Prenuptial Agreements have been recognised for the first time as enforceable in the United Kingdom following the Court ruling in the case of Katrin Radmacher. Her husband Nicolas Granatino went to the Supreme Court after the Appeal Court cut his divorce settlement from more than 5 million to 1 million pounds. The Supreme Court dismissed the Appeal and upheld the Prenuptial Agreement the parties had entered into.
Prior to the decision in the Radmacher case, Prenuptial Agreements at best were simply a factor to be considered by the Court upon determining the property and financial arrangements in a divorce. The English Courts’ refusal to recognise a Prenuptial Agreement for more than 150 years was based on the principle that marriage is for life and couples have a duty to stay together. To plan for a future breakdown of the relationship was considered contrary to this principle of public policy.
The Law Commission is currently reviewing Prenuptial Agreements and its findings are not expected until 2012 but in the meantime the Supreme Court Ruling that Prenuptials should have ‘decisive weight’ effectively legalises Prenuptial Agreements. It would appear that only manifestly unfair contracts will be overturned by the Court. That is to say the Courts will still have the discretion to waive any Prenuptial or Postnuptial Agreement if, for example the contract is made under duress or if it fails to make adequate provision for the children of the relationship
So what does a Prenuptial Agreement do? Does it mean that you take nothing on trust or does it give you peace of mind?
We like to think that it is all about life planning and management. When used appropriately and drafted properly, it can ease the strain of a breakup and prepare each spouse for their respective future lives. It can provide certainty in uncertain times.
A Prenuptial Agreement is not just for the wealthy. It will undoubtedly be attractive to wealthy people marrying poorer partners but it also has a place for people who have been through a divorce before and who want to protect their property and pensions perhaps for the benefit of their children from an earlier relationship. A Prenuptial will be invaluable to couples who simply want peace of mind with a view to avoiding the complications and expense of a marriage breakdown.
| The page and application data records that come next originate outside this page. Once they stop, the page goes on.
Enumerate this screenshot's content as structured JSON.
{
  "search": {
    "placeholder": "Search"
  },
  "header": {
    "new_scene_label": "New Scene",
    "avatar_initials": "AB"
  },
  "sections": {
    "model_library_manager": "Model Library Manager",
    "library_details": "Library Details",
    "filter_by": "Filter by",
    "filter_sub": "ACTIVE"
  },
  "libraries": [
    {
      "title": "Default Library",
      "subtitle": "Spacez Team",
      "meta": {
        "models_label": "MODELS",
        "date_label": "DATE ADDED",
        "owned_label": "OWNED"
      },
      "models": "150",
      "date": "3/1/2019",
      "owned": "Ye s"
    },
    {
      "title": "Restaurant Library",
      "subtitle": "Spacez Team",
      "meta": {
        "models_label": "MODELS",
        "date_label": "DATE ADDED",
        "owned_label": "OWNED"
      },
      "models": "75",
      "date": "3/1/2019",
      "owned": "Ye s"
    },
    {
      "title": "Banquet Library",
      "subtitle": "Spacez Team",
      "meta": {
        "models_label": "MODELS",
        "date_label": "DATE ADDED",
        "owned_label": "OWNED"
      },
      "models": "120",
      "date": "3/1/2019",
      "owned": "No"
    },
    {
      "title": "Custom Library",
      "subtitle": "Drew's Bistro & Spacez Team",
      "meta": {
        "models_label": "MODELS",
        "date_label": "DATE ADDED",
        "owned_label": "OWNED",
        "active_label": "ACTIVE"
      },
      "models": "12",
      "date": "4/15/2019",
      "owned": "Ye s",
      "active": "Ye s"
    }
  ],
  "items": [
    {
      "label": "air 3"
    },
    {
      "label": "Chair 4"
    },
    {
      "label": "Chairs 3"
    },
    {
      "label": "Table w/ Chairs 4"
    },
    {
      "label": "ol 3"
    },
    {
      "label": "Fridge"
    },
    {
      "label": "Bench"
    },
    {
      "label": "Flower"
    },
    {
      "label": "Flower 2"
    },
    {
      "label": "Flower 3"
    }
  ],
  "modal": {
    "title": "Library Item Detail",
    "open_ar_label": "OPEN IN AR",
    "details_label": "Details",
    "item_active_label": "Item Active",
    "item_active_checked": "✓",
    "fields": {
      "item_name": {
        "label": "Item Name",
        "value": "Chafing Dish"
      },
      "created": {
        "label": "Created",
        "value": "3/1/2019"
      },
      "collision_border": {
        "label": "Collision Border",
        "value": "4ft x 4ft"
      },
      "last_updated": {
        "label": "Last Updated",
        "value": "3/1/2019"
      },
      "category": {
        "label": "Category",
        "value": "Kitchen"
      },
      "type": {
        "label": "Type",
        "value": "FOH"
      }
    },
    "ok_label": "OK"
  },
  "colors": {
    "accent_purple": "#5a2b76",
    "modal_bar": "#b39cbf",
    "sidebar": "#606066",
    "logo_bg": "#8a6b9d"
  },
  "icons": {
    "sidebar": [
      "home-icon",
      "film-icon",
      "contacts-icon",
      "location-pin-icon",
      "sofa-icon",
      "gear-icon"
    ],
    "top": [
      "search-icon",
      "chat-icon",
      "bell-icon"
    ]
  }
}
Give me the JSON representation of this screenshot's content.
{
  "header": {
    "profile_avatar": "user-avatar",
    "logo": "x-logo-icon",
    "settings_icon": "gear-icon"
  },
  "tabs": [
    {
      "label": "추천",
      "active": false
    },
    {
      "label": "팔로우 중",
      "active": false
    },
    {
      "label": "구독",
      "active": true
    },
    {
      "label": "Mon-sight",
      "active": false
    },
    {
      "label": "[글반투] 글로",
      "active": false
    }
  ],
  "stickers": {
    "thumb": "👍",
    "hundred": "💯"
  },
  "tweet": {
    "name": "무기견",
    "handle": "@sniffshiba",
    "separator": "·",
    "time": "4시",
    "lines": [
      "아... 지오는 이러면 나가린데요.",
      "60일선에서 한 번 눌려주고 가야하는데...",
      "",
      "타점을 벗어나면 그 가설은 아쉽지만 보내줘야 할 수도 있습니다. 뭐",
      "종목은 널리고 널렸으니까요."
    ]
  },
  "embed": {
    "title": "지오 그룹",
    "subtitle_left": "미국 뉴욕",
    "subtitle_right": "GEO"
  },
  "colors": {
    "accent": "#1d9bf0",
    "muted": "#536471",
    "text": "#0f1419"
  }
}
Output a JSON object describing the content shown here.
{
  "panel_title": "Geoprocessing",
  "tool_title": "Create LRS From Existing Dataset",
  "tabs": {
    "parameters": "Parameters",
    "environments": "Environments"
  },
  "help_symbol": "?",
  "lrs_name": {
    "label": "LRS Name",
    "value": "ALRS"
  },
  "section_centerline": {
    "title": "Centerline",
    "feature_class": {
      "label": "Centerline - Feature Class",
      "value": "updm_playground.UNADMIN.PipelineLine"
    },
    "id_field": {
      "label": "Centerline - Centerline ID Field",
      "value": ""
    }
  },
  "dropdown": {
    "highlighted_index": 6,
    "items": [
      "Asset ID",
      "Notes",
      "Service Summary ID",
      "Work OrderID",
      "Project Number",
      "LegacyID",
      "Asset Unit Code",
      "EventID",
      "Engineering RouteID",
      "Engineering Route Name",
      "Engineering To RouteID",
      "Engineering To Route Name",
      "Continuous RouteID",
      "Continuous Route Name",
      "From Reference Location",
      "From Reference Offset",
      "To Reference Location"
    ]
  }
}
Whether you are contemplating living together, getting married, or you are already happily married please contact our Family Team for further advice with regard to your life planning options. We shall be happy to assist and offer our expertise in relation to the preparation of Prenuptial, Postnuptial, Living Together (Cohabitation) Agreements or simply a review of your relevant options.This entry was posted on Monday, December 13th, 2010 at 3:59 pm and is filed under Family Law. You can follow any responses to this entry through the RSS 2.0 feed. You can leave a response, or trackback from your own site.